​​​​​​​

Pre-approval training

During the initial phase of the assessment you will be invited to attend pre approval training. This will give you the opportunity to explore whether fostering is right for you and your family. You will also get to meet and hear from foster carers doing the job and gain some awareness of the support and training which will be offered to you post approval. The pre approval course covers a range of topics such as child development, understanding the impact of early childhood experiences, attachment and bonding, understanding and coping with aspects of child abuse, and ways of saying goodbye to children.

Post-approval training

Once approved by the Viola Fostering Panel, any identified learning needs will have been highlighted by the Panel. This will form part of your initial support and development package. Training will be provided to assist you in meeting the specific needs of the child/young person in your care.
As you gain experience as a foster carer it is expected that you will complete the CWDC course within 18 months of approval. This is designed to help carers reflect on the early challenges of being a foster carer and provide useful guidance and support.
Areas covered in this training are: Understanding the legal issues, Contact with birth family and the impact of fostering on your family, Safer caring guidelines
Recording and information sharing, Participation in LAC reviews, Practical and emotional impact of moves in foster care.
In addition to this core training, you will have access to a wide range of training opportunities for carers such as Recognising Men’s Role in Fostering, Attachment and Loss, and Behaviour Management.
Foster carers will be provided with a range of venues/times and training methods suitable to their individual needs.
​​​​​​​

Support groups

Foster carers will have the opportunity to meet together in small support groups with, or at times without, the assistance of the fostering social work team.
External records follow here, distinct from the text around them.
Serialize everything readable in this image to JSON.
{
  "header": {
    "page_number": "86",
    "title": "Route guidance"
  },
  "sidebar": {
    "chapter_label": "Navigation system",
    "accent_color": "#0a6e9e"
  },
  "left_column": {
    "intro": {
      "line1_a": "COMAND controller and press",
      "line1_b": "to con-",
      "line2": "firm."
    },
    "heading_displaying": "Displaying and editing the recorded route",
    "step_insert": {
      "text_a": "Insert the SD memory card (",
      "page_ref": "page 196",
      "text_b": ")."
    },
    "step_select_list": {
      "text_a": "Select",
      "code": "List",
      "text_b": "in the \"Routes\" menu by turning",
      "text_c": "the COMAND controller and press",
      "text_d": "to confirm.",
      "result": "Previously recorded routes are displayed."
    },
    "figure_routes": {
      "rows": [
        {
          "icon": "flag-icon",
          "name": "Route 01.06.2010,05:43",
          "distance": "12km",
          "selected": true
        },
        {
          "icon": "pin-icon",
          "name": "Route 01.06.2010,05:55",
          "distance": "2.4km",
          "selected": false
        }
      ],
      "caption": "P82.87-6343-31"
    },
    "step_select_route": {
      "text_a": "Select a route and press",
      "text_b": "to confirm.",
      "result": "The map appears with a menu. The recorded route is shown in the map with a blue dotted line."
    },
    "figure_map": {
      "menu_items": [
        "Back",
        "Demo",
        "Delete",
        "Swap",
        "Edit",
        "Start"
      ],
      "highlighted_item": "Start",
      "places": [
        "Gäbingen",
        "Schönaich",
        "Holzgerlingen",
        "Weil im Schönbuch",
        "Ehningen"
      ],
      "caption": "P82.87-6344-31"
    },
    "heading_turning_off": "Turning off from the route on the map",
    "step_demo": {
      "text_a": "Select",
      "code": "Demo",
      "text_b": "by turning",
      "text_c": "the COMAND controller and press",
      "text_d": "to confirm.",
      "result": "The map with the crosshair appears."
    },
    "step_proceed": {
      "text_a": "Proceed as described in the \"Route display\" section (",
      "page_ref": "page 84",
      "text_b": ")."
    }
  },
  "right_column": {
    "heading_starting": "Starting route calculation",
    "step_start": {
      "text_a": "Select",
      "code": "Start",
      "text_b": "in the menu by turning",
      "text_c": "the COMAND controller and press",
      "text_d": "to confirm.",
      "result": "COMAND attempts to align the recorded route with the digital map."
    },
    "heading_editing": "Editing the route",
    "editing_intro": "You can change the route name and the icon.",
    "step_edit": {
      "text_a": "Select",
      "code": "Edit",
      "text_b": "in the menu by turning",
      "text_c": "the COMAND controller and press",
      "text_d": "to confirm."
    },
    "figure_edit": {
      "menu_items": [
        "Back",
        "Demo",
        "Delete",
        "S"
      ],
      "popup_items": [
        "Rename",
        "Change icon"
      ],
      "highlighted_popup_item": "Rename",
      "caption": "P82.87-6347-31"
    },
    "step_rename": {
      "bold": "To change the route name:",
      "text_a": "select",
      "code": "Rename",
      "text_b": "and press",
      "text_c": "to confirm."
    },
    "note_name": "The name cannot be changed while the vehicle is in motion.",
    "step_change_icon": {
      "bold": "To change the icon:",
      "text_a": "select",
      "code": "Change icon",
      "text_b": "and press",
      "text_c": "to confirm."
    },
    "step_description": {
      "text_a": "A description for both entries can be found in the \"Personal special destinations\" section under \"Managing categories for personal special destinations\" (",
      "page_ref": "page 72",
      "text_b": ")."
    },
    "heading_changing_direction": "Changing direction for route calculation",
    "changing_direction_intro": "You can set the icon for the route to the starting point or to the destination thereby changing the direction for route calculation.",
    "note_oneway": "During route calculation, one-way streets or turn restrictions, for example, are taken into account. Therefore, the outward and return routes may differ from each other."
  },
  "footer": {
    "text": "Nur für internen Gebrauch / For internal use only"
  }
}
This its hoped will provide much needed opportunity to talk about fostering issues with other carers. Foster carer support groups are often attended by carers who have a wealth of experience, knowledge and expertise which they have accumulated through many years in fostering. These carers can offer valuable support to less experienced foster carers.
Formal and informal feedback from support groups helps to inform further training needs which can be addressed through the support group, one to one sessions, or in more structured training settings.

Skills and Abilities required
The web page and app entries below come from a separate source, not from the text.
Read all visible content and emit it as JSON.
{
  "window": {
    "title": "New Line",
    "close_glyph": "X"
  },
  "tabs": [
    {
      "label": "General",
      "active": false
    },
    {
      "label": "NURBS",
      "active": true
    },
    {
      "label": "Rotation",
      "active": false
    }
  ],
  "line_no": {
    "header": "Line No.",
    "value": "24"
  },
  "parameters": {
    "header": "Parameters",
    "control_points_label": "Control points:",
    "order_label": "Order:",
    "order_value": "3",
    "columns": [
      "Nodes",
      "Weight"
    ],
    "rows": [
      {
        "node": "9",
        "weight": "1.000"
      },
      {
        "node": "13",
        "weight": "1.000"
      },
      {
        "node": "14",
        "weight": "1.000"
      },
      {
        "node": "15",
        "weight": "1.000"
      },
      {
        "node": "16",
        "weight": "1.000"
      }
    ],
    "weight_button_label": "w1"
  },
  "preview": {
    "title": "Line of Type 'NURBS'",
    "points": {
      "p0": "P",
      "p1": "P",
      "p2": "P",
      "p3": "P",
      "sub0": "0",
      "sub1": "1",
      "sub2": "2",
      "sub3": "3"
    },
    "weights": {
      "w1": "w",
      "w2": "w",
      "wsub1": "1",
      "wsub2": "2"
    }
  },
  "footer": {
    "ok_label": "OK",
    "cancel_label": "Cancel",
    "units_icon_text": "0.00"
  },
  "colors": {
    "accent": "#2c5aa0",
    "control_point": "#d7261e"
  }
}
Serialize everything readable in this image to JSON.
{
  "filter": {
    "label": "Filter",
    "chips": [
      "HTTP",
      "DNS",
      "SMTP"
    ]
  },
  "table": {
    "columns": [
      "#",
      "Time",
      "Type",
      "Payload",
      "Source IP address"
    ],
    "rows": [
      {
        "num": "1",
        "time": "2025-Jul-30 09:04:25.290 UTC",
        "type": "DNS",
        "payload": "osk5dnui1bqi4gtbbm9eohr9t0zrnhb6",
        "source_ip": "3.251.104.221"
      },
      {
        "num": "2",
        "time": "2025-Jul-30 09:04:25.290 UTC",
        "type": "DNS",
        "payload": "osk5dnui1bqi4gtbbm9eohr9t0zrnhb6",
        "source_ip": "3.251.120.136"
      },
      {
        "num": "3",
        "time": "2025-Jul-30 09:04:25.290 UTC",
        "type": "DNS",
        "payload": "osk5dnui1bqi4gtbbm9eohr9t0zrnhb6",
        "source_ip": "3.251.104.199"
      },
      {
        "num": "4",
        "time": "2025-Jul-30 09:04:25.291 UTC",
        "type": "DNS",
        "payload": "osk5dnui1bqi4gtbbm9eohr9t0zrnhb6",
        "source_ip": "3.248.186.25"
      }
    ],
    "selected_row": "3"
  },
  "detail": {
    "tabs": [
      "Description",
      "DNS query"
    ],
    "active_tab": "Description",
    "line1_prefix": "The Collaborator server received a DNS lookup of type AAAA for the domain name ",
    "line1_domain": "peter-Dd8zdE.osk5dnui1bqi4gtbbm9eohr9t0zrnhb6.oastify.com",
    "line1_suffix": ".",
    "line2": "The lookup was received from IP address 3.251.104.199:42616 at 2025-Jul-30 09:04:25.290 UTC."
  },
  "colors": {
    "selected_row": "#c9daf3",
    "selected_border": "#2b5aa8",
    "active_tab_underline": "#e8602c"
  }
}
Many of the children/young people who need to live with foster carers have been through traumatic experiences. As a result they may feel lonely, afraid or confused which may result in challenging behaviour.

As a foster carer you will need to:
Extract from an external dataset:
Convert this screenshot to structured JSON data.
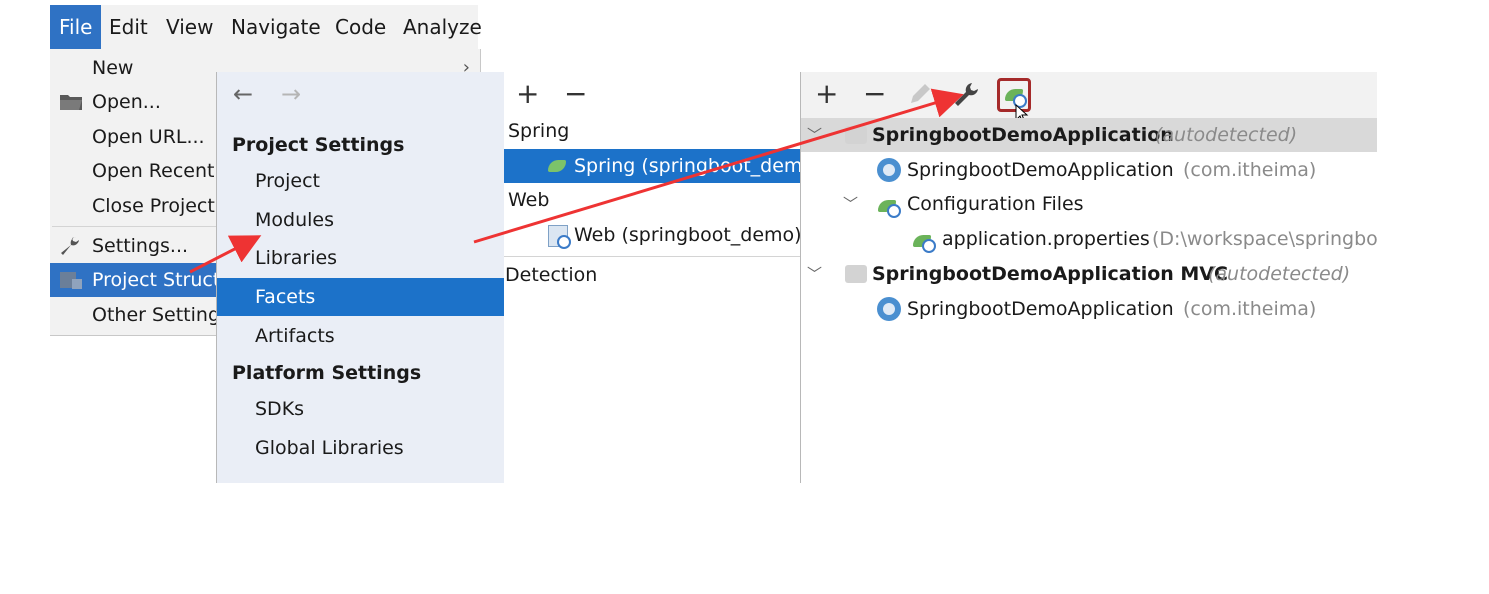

Have the ability to provide a good standard of care to other people’s children to promote their health, education and leisure interests
Have the ability to listen and communicate with children/young people in a way that is appropriate for their age and understanding
Have the willingness to learn new skills
Have the ability to help the child/young person keep in contact with their family, friends and local community activities as appropriate
Have the ability to put boundaries in place in order to manage behaviour in an effective and positive way to enable children / young people to grow up to be responsible and well balanced adults
Have the energy and motivation to remain committed to a child young person through more challenging times
Have the ability to work with and understand the role of all the professionals involved in the child / young person’s life.
​​​​​​​

Some questions that you should ask yourself

Do you have patience, understanding and a sense of humour?
Are you a resilient person and able to cope with the extremes of emotions you will experience and the response they will demand of you?
Are you warm and nurturing?
Are you non judgemental and anti-discriminatory in your outlook?
Are you a good listener?
Can you communicate openly and honestly?
Can you be flexible but also capable of setting clear boundaries?
Can you express views both verbally and in written form?
Would you welcome guidance and support?

If you can answer yes to the above, then please get in touch.